Space where? Not in the “inn,” but in the kataluma. What is a kataluma? In the Gospel record it is a “lodging place” or “guest room,” in someone’s personal home; not a commercial lodge, inn or motel that you pay for. There was no space for Joseph and Mary in the guest room because it was already full.
The normal Greek word for “inn” is pandocheion (pan-dokk-i'-on), and it refers to a public house for the reception of strangers (we would say hotel or motel). Where is “pandocheion” used before? Luke uses the word pandocheion in the parable of the Good Samaritan when the Samaritan took the man who was mugged to a public inn. Luke 10:34 “And went to [him], and bound up his wounds, pouring in oil and wine, and set him on his own beast, and brought him to an inn [pan-dokk-i'-on], and took care of him.”
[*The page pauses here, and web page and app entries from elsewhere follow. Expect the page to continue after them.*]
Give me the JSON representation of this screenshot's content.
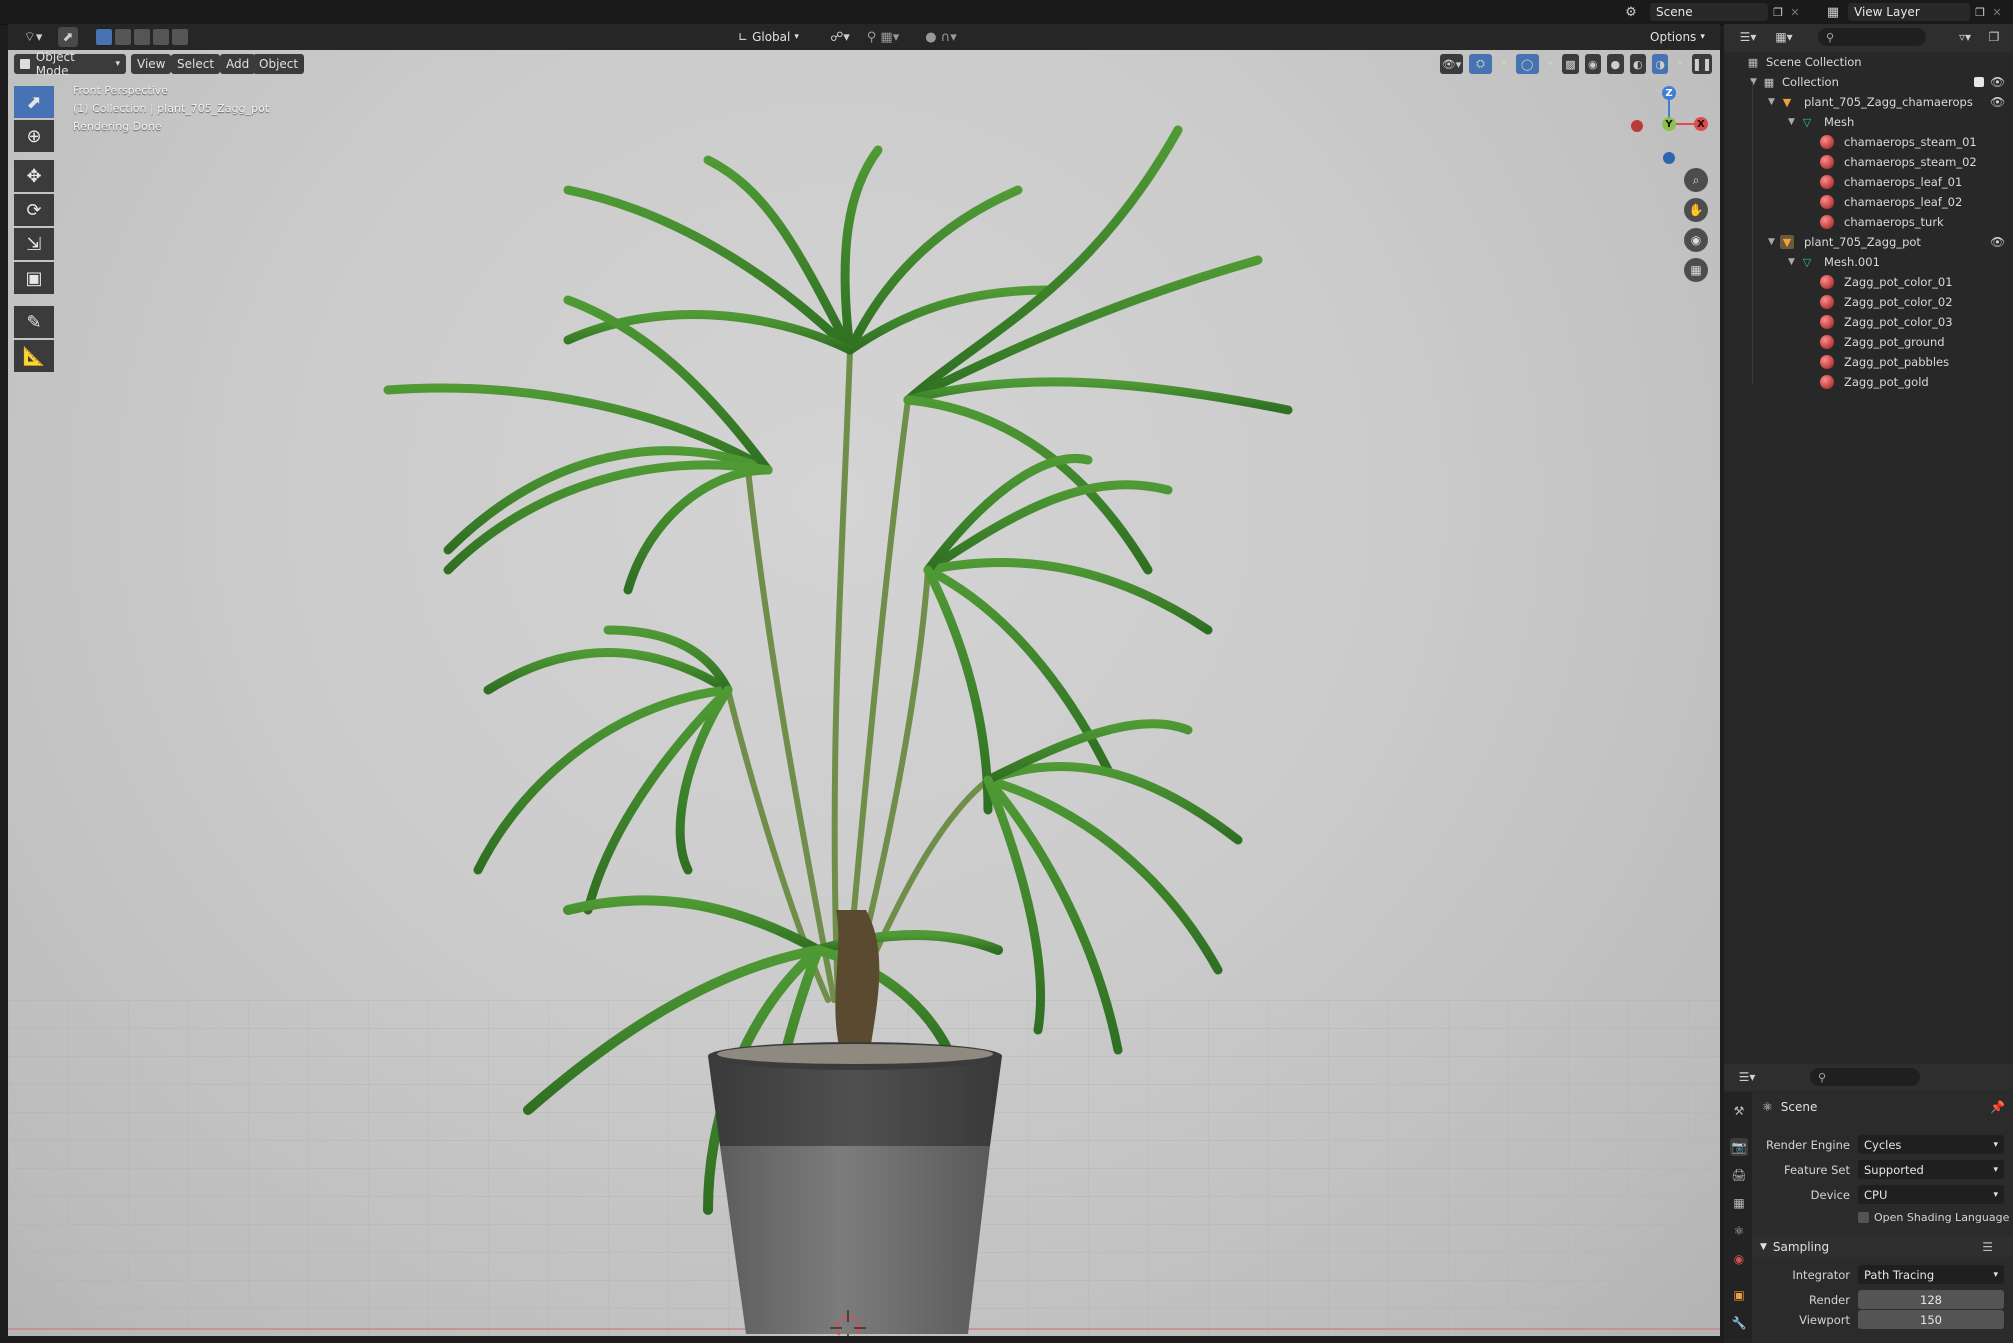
{
  "topbar": {
    "scene_label": "Scene",
    "view_layer_label": "View Layer"
  },
  "viewport_header": {
    "mode": "Object Mode",
    "menus": [
      "View",
      "Select",
      "Add",
      "Object"
    ],
    "transform_orientation": "Global",
    "options_label": "Options"
  },
  "viewport": {
    "perspective": "Front Perspective",
    "collection_info": "(1) Collection | plant_705_Zagg_pot",
    "status": "Rendering Done",
    "gizmo_axes": {
      "z": "Z",
      "y": "Y",
      "x": "X"
    }
  },
  "outliner": {
    "root": "Scene Collection",
    "collection": "Collection",
    "objects": [
      {
        "name": "plant_705_Zagg_chamaerops",
        "mesh": "Mesh",
        "materials": [
          "chamaerops_steam_01",
          "chamaerops_steam_02",
          "chamaerops_leaf_01",
          "chamaerops_leaf_02",
          "chamaerops_turk"
        ]
      },
      {
        "name": "plant_705_Zagg_pot",
        "mesh": "Mesh.001",
        "materials": [
          "Zagg_pot_color_01",
          "Zagg_pot_color_02",
          "Zagg_pot_color_03",
          "Zagg_pot_ground",
          "Zagg_pot_pabbles",
          "Zagg_pot_gold"
        ]
      }
    ]
  },
  "properties": {
    "context": "Scene",
    "render_engine": {
      "label": "Render Engine",
      "value": "Cycles"
    },
    "feature_set": {
      "label": "Feature Set",
      "value": "Supported"
    },
    "device": {
      "label": "Device",
      "value": "CPU"
    },
    "osl_label": "Open Shading Language",
    "sampling": {
      "title": "Sampling",
      "integrator": {
        "label": "Integrator",
        "value": "Path Tracing"
      },
      "render": {
        "label": "Render",
        "value": "128"
      },
      "viewport": {
        "label": "Viewport",
        "value": "150"
      }
    }
  },
  "colors": {
    "accent": "#4772b3",
    "leaf": "#3f8a2a",
    "pot_dark": "#4a4a4a",
    "pot_light": "#8a8a8a"
  }
}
In contrast to the public inn (pandocheion), both Mark 14:14 and Luke 22:11 use the word kataluma referring to a “guest room” in someone’s house. When finding a place to eat the Last Supper with his disciples, Jesus tells them to say to the owner of the house, “…The Master saith unto thee, Where is the guest chamber [kataluma], where I shall eat the Passover with my disciples?”. So in both Mark and Luke, the kataluma is a guest room in a private home, not a public inn or hotel.
The gospel of Luke also uses the verb form of kataluma, which is kataluo, “to find rest or lodging.” When Zacchaeus the tax collector brings Jesus home for a meal, the Bible says that Jesus goes “to be the guest” [kataluo] at Zacchaeus’ house (Luke 19:7). So Luke uses both the noun kataluma and the verb kataluo to refer to a room in someone’s home.
The fact that pandocheion is a better word for “inn” than kataluma, along with the fact that Luke used pandocheion for an “inn” and kataluma for a guest room, is very solid evidence that Luke is telling us the family who took in Joseph and Mary had “no space” in their “guest room.”
The Bible verses we covered should not be translated to say there was no room for them in the inn, but rather there was “no space for them in the guest room.” Young’s Literal Translation of the Bible translates Luke 2:7 as follows: “…there was not for them a place in the guest-chamber.”
It is important that we properly understand the record of the birth of Christ. The night that Joseph and Mary arrived in Bethlehem they were not rejected by a local motel that had its “No Vacancy” sign turned on.
Instead, they were taken into the private home of a caring family, most likely friends or relatives, who let them stay in the family living quarters because they already had other guests filling their guest room. Nobody was turned away. This type of giving and joy of service was customary in their culture at that time; especially for a young pregnant girl in need.
Phone/Text: (442) 273-0073
Email: support@gods-word-first (dot) org
Address: God's Word First, P.O. Box 3406, Vista, CA. 92085 United States
© 2010 God's Word First International Biblical Research & Teaching Ministry and Daniel D. Sweet.